1:20 - Personal background and education
2:07 - What drew you to the field of neuroscience and what was your path to becoming a neuroscientist?
3:30 - Your post doc adviser was a man. What was that experience like and how did it contrast with that of other women? 
5:00 - Do you think that sexual harassment is worse in STEM programs than in private industry and other parts of academe? If so, why might that be?
6:40 - What is your research specialty and what’s your record of obtaining grant funding?
8:07 - What was the nature of your own experience with harassment? When did you first become aware of the scale of the problem generally and specifically in STEM?
13:27 - Taking off the blinders and becoming an activist
14:34 - What are the specific shortcomings of the Title IX process? 
15:52 - Being a Title IX witness against a colleague 
20:25 - What was the nature of your activism or political involvement prior to #MeTooSTEM? 
24:00 - Where did the idea of #MeTooSTEM come from? What has been the response both nationally and at Vanderbilt?
26:07 - You frequently use the term “harassholes”...was that your creation? 
26:25 - Today (2/28/19) the National Institutes of Health Director Dr. Francis Collins released a statement apologizing to victims of sexual harassment and highlighting what NIH is doing to change the culture of sexual harassment in science. Director Collins tweeted a special thank you to you and said your “leadership with the #MeTooSTEM movement has given a voice to victims of harassment. Her activism has been valuable in shaping NIH’s discussion on how to strengthen our efforts.” Have you ever gotten that kind of support and acknowledgement from Vanderbilt administrators? 
27:10 - Has your #MeTooSTEM work interfered with your research and grant ability? 
30:35 - How do you think your tenure case relates to your activism? The timeline as I understand it is that you were initially recommended and approved for tenure but then that decision was reversed after Vanderbilt Med School CEO Jeffrey Balser asked for the committee to review the decision. Can you talk about your tenure process and the nature of your grievance? 
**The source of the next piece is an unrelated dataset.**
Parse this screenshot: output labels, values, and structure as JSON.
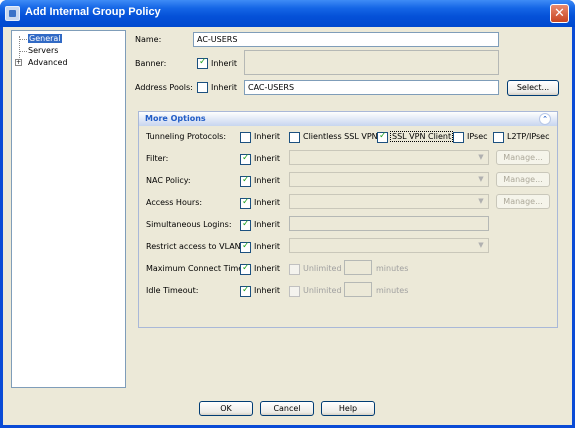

30:45 - So we’re talking here on February 28th...what’s the current status of your case? Is your employment in the hands of Vanderbilt Chancellor Zeppos?
35:50 - You’ve said that you’ve lost 4.5 years of your career and there is no path back. What steps can be taken to lower the price of defiance? 
39:45 - Anita Hill, now a professor at Brandeis, wrote you a letter of support. She called you a hero and wrote, “The impact on you and your career are not to be underestimated.” How did that feel?? 
41:17 - How can listeners support you?
46:25 - What are your plans for the future of #MeTooSTEM?

Episode 29 - Joey Garrison's Exit Interview

Episode 29 - Joey Garrison's Exit Interview